"We all understand that when Jose comes back it will be an infusion of energy, athleticism - I mean, you're getting a perennial all-star back," said R.A. Dickey. "It will be a pick me up, much like getting a Puig or someone like that.
"When you get a player like Jose back, you're going to be better for it. Psychologically what that does, I'm not sure because teams with great players don't always perform well, that doesn't always correlate. But he will be a difference-maker."
Brett Lawrie, Brandon Morrow and J.A. Happ are others on the DL who can offer significant upgrades for the Blue Jays, but the timelines for their returns are even less clear.

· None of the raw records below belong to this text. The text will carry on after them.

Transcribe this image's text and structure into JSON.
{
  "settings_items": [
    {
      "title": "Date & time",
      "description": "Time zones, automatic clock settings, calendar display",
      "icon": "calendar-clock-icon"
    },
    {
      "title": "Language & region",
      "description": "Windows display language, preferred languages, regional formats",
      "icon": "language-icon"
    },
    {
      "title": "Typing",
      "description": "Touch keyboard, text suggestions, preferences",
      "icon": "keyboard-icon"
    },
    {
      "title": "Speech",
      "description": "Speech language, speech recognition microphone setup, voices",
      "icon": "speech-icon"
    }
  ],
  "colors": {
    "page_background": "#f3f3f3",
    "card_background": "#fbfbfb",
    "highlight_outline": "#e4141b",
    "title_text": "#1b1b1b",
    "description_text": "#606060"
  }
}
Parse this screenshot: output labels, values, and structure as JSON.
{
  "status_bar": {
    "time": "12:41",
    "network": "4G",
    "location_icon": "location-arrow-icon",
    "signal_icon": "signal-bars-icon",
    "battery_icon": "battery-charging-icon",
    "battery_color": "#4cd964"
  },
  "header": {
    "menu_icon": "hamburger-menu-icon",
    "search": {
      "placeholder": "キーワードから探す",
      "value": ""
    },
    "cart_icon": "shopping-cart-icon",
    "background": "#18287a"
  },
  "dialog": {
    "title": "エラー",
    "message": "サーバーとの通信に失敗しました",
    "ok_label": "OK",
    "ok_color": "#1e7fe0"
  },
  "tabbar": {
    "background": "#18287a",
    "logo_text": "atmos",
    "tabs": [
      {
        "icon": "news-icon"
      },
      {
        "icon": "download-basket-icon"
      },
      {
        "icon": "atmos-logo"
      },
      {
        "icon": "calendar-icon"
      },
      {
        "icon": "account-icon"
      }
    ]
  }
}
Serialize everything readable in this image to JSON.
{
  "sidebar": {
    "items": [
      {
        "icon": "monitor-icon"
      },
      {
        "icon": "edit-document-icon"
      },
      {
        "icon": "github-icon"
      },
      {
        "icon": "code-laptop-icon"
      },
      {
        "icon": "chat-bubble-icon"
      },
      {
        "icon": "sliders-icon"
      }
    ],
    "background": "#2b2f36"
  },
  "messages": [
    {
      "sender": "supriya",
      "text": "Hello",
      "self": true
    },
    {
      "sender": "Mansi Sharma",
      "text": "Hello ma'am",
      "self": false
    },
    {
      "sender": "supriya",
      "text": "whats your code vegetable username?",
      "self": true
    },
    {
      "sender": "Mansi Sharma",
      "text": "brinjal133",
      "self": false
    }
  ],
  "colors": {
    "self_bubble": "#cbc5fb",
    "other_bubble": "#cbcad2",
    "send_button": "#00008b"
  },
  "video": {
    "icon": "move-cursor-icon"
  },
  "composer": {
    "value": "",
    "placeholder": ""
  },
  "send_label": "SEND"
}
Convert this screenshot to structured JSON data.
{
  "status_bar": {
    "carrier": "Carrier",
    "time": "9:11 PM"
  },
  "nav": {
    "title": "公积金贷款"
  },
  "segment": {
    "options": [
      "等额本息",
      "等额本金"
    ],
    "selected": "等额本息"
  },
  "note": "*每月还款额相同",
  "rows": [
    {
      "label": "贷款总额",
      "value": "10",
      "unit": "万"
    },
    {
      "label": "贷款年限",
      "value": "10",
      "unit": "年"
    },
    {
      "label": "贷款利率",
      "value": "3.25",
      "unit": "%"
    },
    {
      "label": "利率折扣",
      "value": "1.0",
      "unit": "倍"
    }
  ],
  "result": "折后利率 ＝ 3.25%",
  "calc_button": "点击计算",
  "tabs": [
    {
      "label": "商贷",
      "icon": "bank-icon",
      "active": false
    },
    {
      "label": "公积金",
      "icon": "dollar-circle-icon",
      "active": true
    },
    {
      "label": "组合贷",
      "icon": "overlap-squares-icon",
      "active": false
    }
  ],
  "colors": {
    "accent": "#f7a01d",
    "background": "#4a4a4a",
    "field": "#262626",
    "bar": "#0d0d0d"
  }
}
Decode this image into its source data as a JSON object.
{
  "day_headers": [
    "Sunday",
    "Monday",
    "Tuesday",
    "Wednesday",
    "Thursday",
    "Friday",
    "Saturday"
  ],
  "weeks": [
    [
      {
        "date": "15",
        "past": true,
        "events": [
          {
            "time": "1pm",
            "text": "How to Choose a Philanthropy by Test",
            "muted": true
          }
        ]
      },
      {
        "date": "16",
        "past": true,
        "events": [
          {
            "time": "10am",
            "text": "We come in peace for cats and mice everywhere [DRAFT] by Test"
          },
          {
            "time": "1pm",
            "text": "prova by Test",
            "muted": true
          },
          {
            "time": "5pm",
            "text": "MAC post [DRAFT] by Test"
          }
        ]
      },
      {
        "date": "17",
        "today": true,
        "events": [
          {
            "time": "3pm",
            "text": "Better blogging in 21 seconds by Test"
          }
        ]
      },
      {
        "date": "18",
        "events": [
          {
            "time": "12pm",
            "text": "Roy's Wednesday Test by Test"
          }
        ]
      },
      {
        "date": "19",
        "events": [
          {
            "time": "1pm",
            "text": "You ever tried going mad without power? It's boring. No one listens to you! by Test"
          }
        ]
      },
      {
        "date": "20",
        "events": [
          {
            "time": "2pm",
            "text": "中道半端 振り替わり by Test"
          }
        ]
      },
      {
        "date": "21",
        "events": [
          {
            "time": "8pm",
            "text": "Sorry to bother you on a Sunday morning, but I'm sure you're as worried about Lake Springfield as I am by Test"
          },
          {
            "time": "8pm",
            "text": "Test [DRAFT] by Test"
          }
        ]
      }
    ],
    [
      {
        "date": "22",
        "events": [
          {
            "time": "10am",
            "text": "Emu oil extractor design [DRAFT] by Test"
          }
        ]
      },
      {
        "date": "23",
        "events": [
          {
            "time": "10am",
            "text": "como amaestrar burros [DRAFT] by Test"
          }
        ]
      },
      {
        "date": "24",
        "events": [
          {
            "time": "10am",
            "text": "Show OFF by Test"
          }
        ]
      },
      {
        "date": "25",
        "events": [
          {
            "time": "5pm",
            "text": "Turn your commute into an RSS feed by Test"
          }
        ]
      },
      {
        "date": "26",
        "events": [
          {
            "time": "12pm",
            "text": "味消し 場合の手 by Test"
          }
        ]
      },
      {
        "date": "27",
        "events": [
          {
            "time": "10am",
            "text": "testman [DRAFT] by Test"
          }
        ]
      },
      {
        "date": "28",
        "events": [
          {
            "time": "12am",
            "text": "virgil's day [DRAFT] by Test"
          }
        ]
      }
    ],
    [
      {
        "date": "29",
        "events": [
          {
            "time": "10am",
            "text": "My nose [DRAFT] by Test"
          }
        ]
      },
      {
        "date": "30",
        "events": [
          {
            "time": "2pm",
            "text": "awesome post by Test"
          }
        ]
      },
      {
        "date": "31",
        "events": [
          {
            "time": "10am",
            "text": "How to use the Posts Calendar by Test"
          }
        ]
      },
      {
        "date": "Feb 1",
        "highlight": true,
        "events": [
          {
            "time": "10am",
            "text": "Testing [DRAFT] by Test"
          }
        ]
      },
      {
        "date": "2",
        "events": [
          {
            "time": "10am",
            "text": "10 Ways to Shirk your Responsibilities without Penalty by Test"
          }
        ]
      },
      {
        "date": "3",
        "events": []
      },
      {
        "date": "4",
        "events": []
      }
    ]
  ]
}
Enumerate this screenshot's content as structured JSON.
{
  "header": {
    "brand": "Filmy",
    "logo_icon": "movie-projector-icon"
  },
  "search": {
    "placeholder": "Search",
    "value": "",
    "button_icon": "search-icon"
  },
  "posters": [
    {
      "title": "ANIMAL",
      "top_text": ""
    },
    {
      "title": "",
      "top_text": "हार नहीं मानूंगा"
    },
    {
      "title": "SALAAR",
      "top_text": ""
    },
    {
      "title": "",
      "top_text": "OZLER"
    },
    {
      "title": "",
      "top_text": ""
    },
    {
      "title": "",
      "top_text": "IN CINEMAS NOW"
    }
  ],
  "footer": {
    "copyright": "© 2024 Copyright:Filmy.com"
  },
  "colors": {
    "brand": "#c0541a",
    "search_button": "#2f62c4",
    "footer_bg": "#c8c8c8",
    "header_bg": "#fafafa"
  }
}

Lawrie, who suffered a high ankle sprain May 27 when his left foot hooked onto second base during an awkward slide, has gone backwards since first suffering the injury and is now wearing a walking boot. While the initial thinking was that he'd miss a game or two, max, manager John Gibbons said Friday "we don't know how long that's going to be," and his continuing absence is perhaps a bigger blow defensively than offensively.
Morrow, who came out of his last start May 28 with a forearm strain, is feeling better according to Gibbons, but still isn't throwing, while Happ is playing catch but can't return before July 7 at the earliest.
In the interim, additional help is arriving in the next few days with McGowan checking in Saturday and Darren Oliver due back from his rehabilitation assignments at Buffalo soon after.
Oliver may join the club in Chicago next week with Wang, who opted out of his contract with the New York Yankees on Friday to join the Blue Jays, according to a source. He was 4-4 with a 2.33 ERA in nine starts for triple-A Scranton/Wilkes-Barre, allowing 57 hits and 10 walks over 58 innings with 25 strikeouts.
With Josh Johnson rejoining the rotation with a strong outing in San Francisco on Tuesday and Esmil Rogers showing promise as a fill-in starter -- right now the Blue Jays plan to ride him until Morrow's return -- adding an effective Wang could go a long way in shoring up the rotation's steady inconsistencies.
More immediately, the Blue Jays will be looking for Thole to give them more offence on the days he catches Dickey, and perhaps an opportunity to rest J.P. Arencibia more often than the once every five games Blanco suited up.
While the timing was somewhat curious, coming right after Dickey's best outing of the season, the knuckleballer expects little disruption from the change in receiver. Though Thole hasn't caught him since last season with the New York Mets, they've worked together 66 times in the majors to the tune of a 3.14 ERA and a .249 opponent's batting average.
"In a different situation where you don't have Josh Thole coming up, yes, absolutely (there could be problems)," said Dickey. "But it's nice to have Josh Thole in the holster because he has handled me well over the course of a pretty good season, and even the previous two seasons."
Blanco went 7-for-38 (.184) in 15 games with three doubles and no RBIs and the Blue Jays are on the hook for the remainder of his US$775,000 unless another team claims him, which is possible.
Either way he received accolades from the Blue Jays on his way out, Dickey saying "it's hard to lose a friend anytime, from a performance standpoint, he obviously has done admirably, and it's for other people to tell you why he was sent out."
Dickey says he wasn't consulted about the move and said he wouldn't want to be involved.
The challenge will be for Thole to pick up where things left off with Dickey last season, and if possible maintain the torrid hitting pace he put up at triple-A Buffalo. He was batting .322 with an OPS of .893 when the Blue Jays recalled him Friday morning.
"I suppose it shouldn't be too hard, maybe a bullpen under my wing and should be fine going into the game," Thole said of picking up the knuckleball again. For practice, roving catching instructor Sal Fasano "would come in and throw some knuckleballs just to goof around. That would be my best bet of trying to stay sharp."
Both he and the rest of the Blue Jays need to get all the way there in a hurry. Reyes can be a big help when he comes back, but everyone else needs to ensure there's something left for him to save by the time he finally arrives.